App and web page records
═══

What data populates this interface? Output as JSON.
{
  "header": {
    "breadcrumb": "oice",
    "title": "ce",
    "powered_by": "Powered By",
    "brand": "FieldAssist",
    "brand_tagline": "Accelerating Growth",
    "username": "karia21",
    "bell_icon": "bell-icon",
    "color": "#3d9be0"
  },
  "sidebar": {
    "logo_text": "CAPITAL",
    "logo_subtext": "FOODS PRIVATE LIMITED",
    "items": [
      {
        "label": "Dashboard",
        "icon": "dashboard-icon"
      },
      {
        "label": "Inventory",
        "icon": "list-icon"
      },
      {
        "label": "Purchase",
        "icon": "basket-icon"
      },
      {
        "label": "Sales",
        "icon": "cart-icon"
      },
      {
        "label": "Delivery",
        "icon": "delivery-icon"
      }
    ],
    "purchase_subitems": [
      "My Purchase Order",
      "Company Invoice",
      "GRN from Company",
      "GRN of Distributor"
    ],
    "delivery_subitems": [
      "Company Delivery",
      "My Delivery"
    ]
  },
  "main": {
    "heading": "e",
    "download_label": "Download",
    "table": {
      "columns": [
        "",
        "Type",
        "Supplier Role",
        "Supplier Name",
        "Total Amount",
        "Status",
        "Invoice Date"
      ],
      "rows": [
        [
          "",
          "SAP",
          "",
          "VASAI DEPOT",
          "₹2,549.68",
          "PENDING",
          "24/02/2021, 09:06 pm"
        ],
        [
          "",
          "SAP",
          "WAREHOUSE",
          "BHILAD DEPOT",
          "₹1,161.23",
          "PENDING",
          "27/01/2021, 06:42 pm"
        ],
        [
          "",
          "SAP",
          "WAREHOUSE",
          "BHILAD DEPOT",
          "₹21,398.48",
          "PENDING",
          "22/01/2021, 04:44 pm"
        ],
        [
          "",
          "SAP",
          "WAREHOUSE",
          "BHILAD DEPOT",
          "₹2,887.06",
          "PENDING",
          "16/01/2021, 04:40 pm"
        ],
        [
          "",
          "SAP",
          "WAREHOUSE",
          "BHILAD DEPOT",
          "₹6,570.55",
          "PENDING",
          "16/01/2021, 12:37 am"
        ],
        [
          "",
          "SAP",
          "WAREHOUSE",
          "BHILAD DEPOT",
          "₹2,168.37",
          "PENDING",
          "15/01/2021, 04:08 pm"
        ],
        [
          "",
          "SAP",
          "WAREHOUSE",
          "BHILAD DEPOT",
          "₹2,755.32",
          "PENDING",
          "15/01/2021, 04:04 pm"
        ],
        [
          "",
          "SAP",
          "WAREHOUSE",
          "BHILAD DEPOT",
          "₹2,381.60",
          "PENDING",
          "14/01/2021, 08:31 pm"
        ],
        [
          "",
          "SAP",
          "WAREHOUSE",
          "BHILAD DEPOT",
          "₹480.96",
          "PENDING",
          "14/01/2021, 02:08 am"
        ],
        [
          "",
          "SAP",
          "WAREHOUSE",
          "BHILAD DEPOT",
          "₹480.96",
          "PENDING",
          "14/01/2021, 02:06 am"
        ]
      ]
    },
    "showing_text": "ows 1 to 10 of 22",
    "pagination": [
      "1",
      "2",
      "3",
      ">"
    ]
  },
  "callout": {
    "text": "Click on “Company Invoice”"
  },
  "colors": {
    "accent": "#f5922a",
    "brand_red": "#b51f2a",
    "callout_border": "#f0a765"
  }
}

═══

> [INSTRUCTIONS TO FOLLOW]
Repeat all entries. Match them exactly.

> [SOLVED EXERCISE]
What data populates this interface? Output as JSON.
{
  "header": {
    "breadcrumb": "oice",
    "title": "ce",
    "powered_by": "Powered By",
    "brand": "FieldAssist",
    "brand_tagline": "Accelerating Growth",
    "username": "karia21",
    "bell_icon": "bell-icon",
    "color": "#3d9be0"
  },
  "sidebar": {
    "logo_text": "CAPITAL",
    "logo_subtext": "FOODS PRIVATE LIMITED",
    "items": [
      {
        "label": "Dashboard",
        "icon": "dashboard-icon"
      },
      {
        "label": "Inventory",
        "icon": "list-icon"
      },
      {
        "label": "Purchase",
        "icon": "basket-icon"
      },
      {
        "label": "Sales",
        "icon": "cart-icon"
      },
      {
        "label": "Delivery",
        "icon": "delivery-icon"
      }
    ],
    "purchase_subitems": [
      "My Purchase Order",
      "Company Invoice",
      "GRN from Company",
      "GRN of Distributor"
    ],
    "delivery_subitems": [
      "Company Delivery",
      "My Delivery"
    ]
  },
  "main": {
    "heading": "e",
    "download_label": "Download",
    "table": {
      "columns": [
        "",
        "Type",
        "Supplier Role",
        "Supplier Name",
        "Total Amount",
        "Status",
        "Invoice Date"
      ],
      "rows": [
        [
          "",
          "SAP",
          "",
          "VASAI DEPOT",
          "₹2,549.68",
          "PENDING",
          "24/02/2021, 09:06 pm"
        ],
        [
          "",
          "SAP",
          "WAREHOUSE",
          "BHILAD DEPOT",
          "₹1,161.23",
          "PENDING",
          "27/01/2021, 06:42 pm"
        ],
        [
          "",
          "SAP",
          "WAREHOUSE",
          "BHILAD DEPOT",
          "₹21,398.48",
          "PENDING",
          "22/01/2021, 04:44 pm"
        ],
        [
          "",
          "SAP",
          "WAREHOUSE",
          "BHILAD DEPOT",
          "₹2,887.06",
          "PENDING",
          "16/01/2021, 04:40 pm"
        ],
        [
          "",
          "SAP",
          "WAREHOUSE",
          "BHILAD DEPOT",
          "₹6,570.55",
          "PENDING",
          "16/01/2021, 12:37 am"
        ],
        [
          "",
          "SAP",
          "WAREHOUSE",
          "BHILAD DEPOT",
          "₹2,168.37",
          "PENDING",
          "15/01/2021, 04:08 pm"
        ],
        [
          "",
          "SAP",
          "WAREHOUSE",
          "BHILAD DEPOT",
          "₹2,755.32",
          "PENDING",
          "15/01/2021, 04:04 pm"
        ],
        [
          "",
          "SAP",
          "WAREHOUSE",
          "BHILAD DEPOT",
          "₹2,381.60",
          "PENDING",
          "14/01/2021, 08:31 pm"
        ],
        [
          "",
          "SAP",
          "WAREHOUSE",
          "BHILAD DEPOT",
          "₹480.96",
          "PENDING",
          "14/01/2021, 02:08 am"
        ],
        [
          "",
          "SAP",
          "WAREHOUSE",
          "BHILAD DEPOT",
          "₹480.96",
          "PENDING",
          "14/01/2021, 02:06 am"
        ]
      ]
    },
    "showing_text": "ows 1 to 10 of 22",
    "pagination": [
      "1",
      "2",
      "3",
      ">"
    ]
  },
  "callout": {
    "text": "Click on “Company Invoice”"
  },
  "colors": {
    "accent": "#f5922a",
    "brand_red": "#b51f2a",
    "callout_border": "#f0a765"
  }
}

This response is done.